I said, “No! In the recliner.”
At least I’d be able to get myself up easier from the chair.
My half-brother squatted at my side. He brushed a stray curl from my eyes. “Oh-Donna. You have a brain injury. Remember when you collapsed at work and they rushed you to the hospital? The neurologist said it likely happened when you totaled your Suburban, after hitting the deer. Remember?”
Oh yeah, I remembered. I was moments from leaving home, to catch a flight to New York for the writers’ conference. I was up for an award and I had been assigned an eight minute appointment with the acquisitions editor of Charlatan Press. But Daddy telephoned me and said Momma was trying to kill him. He was a pathological liar. I’d only figured this out two years ago. My whole life had been smoke and mirrors, all orchestrated by the great puppeteer, Dr. Nathan Payne.
But my conscience made me check it out. I was driving to my parents’ house when Daddy called again, on my cell phone. I knew it was him because the distinctive ring tone I’d set for him was “We Wish You A Merry Christmas.” I couldn’t unhook it from my belt. I remember the deer smashing through the windshield and pinning my shoulder with his antler. Then I woke up in the hospital.
I shuddered. “Yeah, I remember.”
“They wanted to run more tests and keep you under observation. You ran off against medical advice.”
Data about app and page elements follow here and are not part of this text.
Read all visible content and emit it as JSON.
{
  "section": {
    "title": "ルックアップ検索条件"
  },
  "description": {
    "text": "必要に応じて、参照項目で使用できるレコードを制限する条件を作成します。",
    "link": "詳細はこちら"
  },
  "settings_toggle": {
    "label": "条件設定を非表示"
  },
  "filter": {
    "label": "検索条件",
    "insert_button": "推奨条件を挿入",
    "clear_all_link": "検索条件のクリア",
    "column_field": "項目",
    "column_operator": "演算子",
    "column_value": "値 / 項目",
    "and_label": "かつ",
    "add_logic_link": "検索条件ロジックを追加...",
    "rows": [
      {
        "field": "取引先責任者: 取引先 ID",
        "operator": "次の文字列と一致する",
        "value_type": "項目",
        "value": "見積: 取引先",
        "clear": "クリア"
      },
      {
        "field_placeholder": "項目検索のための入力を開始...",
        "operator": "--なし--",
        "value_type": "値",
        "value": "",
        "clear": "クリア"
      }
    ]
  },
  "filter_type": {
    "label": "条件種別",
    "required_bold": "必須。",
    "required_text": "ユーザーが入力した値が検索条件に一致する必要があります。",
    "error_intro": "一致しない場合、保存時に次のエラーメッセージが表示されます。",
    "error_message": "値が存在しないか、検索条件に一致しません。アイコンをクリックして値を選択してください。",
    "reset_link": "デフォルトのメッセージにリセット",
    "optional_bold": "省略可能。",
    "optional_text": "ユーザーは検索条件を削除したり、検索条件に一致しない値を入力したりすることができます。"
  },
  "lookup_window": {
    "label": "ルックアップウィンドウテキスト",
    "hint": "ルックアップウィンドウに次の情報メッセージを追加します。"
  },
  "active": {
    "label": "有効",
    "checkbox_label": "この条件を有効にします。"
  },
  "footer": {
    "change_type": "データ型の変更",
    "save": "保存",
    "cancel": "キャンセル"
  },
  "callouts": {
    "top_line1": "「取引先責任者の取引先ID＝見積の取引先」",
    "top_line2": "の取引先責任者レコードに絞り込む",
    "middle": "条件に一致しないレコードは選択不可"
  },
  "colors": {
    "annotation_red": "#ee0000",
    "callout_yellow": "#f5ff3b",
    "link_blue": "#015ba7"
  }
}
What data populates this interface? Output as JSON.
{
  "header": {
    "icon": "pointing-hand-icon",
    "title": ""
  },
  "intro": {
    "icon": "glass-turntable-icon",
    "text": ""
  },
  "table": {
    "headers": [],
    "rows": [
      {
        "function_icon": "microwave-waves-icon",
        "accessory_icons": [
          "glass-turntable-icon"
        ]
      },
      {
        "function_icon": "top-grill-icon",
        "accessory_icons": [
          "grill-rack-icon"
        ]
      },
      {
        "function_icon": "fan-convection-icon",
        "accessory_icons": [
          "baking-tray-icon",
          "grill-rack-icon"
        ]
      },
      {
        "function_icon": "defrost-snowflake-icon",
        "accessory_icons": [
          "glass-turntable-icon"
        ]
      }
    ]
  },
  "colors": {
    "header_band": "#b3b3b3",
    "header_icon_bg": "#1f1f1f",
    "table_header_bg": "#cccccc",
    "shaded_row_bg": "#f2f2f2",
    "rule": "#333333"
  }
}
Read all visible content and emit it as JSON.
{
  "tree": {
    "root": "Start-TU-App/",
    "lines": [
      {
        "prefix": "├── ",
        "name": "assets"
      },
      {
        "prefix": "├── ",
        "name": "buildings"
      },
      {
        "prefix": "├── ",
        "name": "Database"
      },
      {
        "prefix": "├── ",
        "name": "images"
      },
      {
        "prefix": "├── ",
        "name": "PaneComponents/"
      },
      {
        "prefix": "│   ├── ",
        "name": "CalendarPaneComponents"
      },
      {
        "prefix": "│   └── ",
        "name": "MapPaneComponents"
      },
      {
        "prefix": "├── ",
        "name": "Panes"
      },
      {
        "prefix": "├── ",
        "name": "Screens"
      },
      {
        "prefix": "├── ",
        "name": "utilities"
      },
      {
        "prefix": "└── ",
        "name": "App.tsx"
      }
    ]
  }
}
“So your little narcoleptic-like incidents are getting worse. You need to get some medical help. Maybe a nice long rest away from all the stress you’ve been under, I know it was tough on you—” He cleared his throat, “When Dad died. You were his favorite and all.”
I was his favorite. Oh yeah, right. That’s why he named me executrix, but willed everything to you and Tammy. Greedy needy children that you are. That was in the will Perry produced. Roderick Meddlestein, Esquire, my parent’s across-the-street neighbor for thirty years, later revealed daddy had retained him to draw up a more recent will, leaving everything to Momma.
Perry stood up and said, “I’ll call Saint Christopher’s. They have a nice unit—”
I flipped him the bird. Poked him in his big floppy belly. “You sonofabitch, Perry Lucifer Payne! You’re trying to have me committed like you did Momma, so you can sell my house and things and split the money with Tammy and laugh all the way to Hell. That’s where you are both going. Go now! Get outta my house! You go to Hell! You couldn’t keep Momma in the nut house and you won’t stash me there either! I’ll go to Momma. You’ll never find us.”
Tammy said, “So you do know where Mom is. You sent us on that wild goose chase to Palm Springs on purpose, didn’t you?”
The phone rang. Tammy answered. She handed it to me. I didn’t want to talk to anybody. I sniffled and said, “Hello.”
“Donna? This is Mike Taurus...your mother’s friend...”
Something in his voice didn’t sound right.
“Yes Mike. How are you?”
I cleared my throat as I listened to him exhale.
“You’re mother died in her sleep this morning.”
I threw my head back onto the firm gold recliner. “No.” I choked out. “Are you sure?” What a stupid question. If he weren’t sure, he wouldn’t have called me.
“Yes sweetheart. She’s in a better place now.”
I swallowed hard. “I’ll fly down right away. Give me directions to the island.”
“Just go to the Fontainebleau Hotel in Miami Beach. Call me when you arrive and I’ll come and get you. Tell the concierge you’re my— You’re Chloe’s daughter. They’ll take care of you.”
The historic Fontainebleau. Where old Mike works as a bell hop. Love the place.
Mike coughed. “She wanted to be buried next to her babies. Is that all right with you?”
I closed my eyes. Remembering talking to Momma on the island, by the graves of her stillborn twins. “Of course. Yes. Yes.”
“I’ll see you some time tonight or tomorrow then?”
“Yes.” I clicked the off button.
Tammy asked, “Just where do you think you’re going? Have a date with a Starbucks barista? Can he hop you up on caffeine long enough to stay awake during dinner and dancing?”
I closed my eyes tight and then broke into a breathless round of tears. Oh it hurt. My whole body hurt. My soul hurt. The little girl in me was dying.
I finally blurted out “Momma died. Momma is dead. I’m an orphan.”
Tammy and Perry shot looks at one another.